“Duke, for just a moment, I’m not going to talk to you as your therapist. I’m going to talk to you as a friend… and as someone who has been married for over thirty years.”
“If you don’t want to confide in Avery, fine, but just know that the relationship may not progress any further if you don’t. And if it does, it may not do so in a healthy way. Part of being with someone is accepting their flaws. I want you to think about if Avery came to you with the same type of story–something bad that she did in her childhood. Would it make you think any less of her?”
Letting out a loud sigh, I say, “No. But it’s not just my childhood. Look at all the things I had to do with the SEALS. My career accomplishments read like a horror story.”
“Things you were ordered to do. Things that were ultimately for the greater good. What if Avery was a cop? Would you judge her for shooting someone who was shooting at her?”
“Alright, Doc, your logic is starting to get really annoying.”
“I’m sorry, but if you like this girl, maybe you should start knocking down some of those walls that you’ve built so high.”
Quietly, I ask, “What if she doesn’t like what she finds in the rubble of those walls?”
“Then, she’s not the one for you.”
“So, you think I should just go over there and tell her everything?”
“Duke, I can’t make that decision for you. But I do think you should take the night and sleep on it. Maybe tomorrow will give you a little bit of clarity.”
She looks at me for a moment longer before turning back on the tape recorder, as though this little side conversation never happened.
Soon enough, our session is over, and I’m walking into my trailer. Somehow, it now seems more empty than it ever has before. Maybe it’s just me.
Or maybe I miss Avery like crazy, even though I haven’t been away from her all that long.
Maybe I’m just a total fucking idiot.
Yeah. Pretty sure that’s the one.
Heat smacks me dead in the face. I take a deep breath, but the air is so thick it’s almost stagnant. It’s inescapable. The gear we’re all wearing doesn’t help matters.
We’ve been ordered to clear a building since we got word that the target we’re looking for could potentially be inside.
I signal to my team to keep moving forward down the quiet street. Typically, quiet would be a good thing, but when it’s the middle of the day in the town square, quiet is scary.
Quiet means danger.

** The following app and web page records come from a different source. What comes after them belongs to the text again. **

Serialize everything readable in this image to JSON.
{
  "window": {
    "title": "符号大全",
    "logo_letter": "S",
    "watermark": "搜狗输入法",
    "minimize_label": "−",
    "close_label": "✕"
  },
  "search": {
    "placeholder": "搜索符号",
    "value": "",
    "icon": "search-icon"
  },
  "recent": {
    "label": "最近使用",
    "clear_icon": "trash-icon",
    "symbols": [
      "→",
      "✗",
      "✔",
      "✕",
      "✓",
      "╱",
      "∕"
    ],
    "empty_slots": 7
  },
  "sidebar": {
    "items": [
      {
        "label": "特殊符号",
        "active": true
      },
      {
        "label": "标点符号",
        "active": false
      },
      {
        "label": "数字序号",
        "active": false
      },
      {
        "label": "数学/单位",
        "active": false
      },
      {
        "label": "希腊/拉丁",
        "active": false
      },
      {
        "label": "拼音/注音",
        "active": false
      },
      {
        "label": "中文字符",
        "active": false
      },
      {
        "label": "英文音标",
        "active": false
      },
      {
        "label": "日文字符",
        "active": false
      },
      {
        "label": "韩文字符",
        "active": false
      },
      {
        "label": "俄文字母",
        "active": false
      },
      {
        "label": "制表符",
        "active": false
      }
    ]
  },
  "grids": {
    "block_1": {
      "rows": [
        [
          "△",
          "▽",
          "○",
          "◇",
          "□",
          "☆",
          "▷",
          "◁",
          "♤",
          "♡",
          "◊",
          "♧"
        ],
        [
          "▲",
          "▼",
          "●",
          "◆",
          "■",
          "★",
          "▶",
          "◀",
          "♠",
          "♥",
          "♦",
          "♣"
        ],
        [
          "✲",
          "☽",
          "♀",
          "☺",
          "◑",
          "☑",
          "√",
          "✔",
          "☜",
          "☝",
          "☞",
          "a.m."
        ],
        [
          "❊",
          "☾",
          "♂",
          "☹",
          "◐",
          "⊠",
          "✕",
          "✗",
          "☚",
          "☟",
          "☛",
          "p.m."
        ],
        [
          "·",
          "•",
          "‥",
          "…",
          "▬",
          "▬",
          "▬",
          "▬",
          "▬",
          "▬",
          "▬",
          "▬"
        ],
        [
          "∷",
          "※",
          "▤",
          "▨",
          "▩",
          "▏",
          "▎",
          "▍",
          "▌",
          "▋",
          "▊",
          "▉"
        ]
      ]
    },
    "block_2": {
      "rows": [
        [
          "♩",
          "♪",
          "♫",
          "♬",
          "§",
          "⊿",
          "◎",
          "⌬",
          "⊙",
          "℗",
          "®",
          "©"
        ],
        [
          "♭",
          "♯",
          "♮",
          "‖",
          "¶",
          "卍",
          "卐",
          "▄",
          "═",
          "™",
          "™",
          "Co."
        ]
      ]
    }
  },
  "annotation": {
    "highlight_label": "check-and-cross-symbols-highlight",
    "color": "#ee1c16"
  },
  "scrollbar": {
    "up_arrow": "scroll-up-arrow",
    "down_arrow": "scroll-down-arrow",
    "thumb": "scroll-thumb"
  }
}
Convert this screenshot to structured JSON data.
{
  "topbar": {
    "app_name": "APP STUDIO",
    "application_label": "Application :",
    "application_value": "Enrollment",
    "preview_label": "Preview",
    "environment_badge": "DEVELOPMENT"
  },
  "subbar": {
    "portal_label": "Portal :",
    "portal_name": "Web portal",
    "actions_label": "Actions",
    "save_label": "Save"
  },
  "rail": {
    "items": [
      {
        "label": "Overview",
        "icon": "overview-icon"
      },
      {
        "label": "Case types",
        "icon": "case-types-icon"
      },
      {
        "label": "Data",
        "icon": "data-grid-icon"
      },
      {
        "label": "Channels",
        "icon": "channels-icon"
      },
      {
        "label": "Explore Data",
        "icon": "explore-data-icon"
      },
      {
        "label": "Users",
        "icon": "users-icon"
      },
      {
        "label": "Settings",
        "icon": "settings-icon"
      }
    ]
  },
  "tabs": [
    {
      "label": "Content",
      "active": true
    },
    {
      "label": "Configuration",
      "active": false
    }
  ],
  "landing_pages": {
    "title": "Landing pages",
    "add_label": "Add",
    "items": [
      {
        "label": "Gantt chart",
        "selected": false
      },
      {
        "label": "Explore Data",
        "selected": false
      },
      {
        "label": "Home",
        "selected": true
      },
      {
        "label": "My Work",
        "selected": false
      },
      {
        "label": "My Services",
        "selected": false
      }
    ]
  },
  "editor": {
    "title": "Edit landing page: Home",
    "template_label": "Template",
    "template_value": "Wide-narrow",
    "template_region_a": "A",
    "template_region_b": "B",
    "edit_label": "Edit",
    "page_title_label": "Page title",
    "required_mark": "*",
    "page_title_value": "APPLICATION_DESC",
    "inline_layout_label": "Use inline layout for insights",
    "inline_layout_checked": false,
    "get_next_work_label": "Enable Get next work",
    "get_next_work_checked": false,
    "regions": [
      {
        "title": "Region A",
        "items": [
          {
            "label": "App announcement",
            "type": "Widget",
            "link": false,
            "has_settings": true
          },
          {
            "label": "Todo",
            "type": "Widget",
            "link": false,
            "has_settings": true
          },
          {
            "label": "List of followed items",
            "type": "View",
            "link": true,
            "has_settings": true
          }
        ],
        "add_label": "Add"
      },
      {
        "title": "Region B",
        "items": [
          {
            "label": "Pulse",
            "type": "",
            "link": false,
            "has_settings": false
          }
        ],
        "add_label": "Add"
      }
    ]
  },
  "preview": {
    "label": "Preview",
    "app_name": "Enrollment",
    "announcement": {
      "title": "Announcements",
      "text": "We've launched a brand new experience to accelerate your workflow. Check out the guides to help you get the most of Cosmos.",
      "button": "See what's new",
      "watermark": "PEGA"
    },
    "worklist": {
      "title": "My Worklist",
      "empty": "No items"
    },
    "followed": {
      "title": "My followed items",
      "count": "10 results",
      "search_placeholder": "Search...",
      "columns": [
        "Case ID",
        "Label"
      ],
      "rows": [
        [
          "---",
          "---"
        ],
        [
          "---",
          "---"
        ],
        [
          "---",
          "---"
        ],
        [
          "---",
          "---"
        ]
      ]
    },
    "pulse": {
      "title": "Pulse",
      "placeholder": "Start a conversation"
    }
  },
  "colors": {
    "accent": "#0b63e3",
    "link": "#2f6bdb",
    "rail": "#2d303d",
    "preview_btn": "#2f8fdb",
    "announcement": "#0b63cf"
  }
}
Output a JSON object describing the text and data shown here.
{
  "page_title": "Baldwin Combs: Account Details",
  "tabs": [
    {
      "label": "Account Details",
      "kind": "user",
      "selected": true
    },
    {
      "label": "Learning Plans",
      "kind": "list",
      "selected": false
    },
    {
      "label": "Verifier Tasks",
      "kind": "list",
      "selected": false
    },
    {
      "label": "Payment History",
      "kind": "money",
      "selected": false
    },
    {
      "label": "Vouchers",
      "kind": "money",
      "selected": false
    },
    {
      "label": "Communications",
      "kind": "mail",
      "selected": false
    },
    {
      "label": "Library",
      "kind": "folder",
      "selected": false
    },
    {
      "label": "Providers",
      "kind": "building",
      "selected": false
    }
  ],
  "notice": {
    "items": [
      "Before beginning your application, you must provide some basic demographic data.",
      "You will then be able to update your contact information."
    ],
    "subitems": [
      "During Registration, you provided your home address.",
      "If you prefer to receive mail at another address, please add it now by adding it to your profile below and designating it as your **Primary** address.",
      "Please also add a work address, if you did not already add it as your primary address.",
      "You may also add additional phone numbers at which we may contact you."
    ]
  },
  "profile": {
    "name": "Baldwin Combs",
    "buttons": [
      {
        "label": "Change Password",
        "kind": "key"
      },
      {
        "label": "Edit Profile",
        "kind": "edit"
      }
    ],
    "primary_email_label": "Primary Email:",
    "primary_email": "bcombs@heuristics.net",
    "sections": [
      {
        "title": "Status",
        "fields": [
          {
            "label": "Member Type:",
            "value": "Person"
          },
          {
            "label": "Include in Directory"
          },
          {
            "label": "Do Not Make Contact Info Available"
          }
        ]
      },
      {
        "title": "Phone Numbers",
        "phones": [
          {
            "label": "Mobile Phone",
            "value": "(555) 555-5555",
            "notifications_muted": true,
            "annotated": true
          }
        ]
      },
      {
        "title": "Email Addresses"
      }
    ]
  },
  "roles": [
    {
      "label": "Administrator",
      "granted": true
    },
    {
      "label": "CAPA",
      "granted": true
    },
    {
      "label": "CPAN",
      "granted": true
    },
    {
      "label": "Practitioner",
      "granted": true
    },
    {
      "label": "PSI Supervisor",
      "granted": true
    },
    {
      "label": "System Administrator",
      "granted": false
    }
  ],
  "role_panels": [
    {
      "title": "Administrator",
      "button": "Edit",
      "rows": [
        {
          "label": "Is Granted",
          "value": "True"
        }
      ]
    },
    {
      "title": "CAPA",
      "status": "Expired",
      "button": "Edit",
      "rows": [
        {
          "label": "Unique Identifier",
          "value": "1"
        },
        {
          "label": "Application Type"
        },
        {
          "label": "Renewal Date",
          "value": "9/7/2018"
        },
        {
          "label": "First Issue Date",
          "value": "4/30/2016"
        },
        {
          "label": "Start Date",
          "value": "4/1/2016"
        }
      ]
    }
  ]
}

We walk further, but I give the signal to stop when a woman appears out of one of the buildings. She’s crying. The Southern gentleman in me feels the urge to check and see if she’s okay. But I’ve been in a war zone long enough to know that nothing is ever what it seems.
Unfortunately, Dixon missed my signal and continues toward the woman.
I call his name, but he continues on.
A knot forms in my gut, somehow knowing this isn’t going to end well. I slowly take a few cautious steps toward him while silently instructing everyone else to stay back.
My heart thumps in my chest as my eyes dart from Dixon to the woman.
“Dixon!” I call. “Stand down!”
But he keeps walking toward the woman as if being pulled by some invisible force.
As we both get closer, I notice something under the woman’s jacket.
It’s a bomb.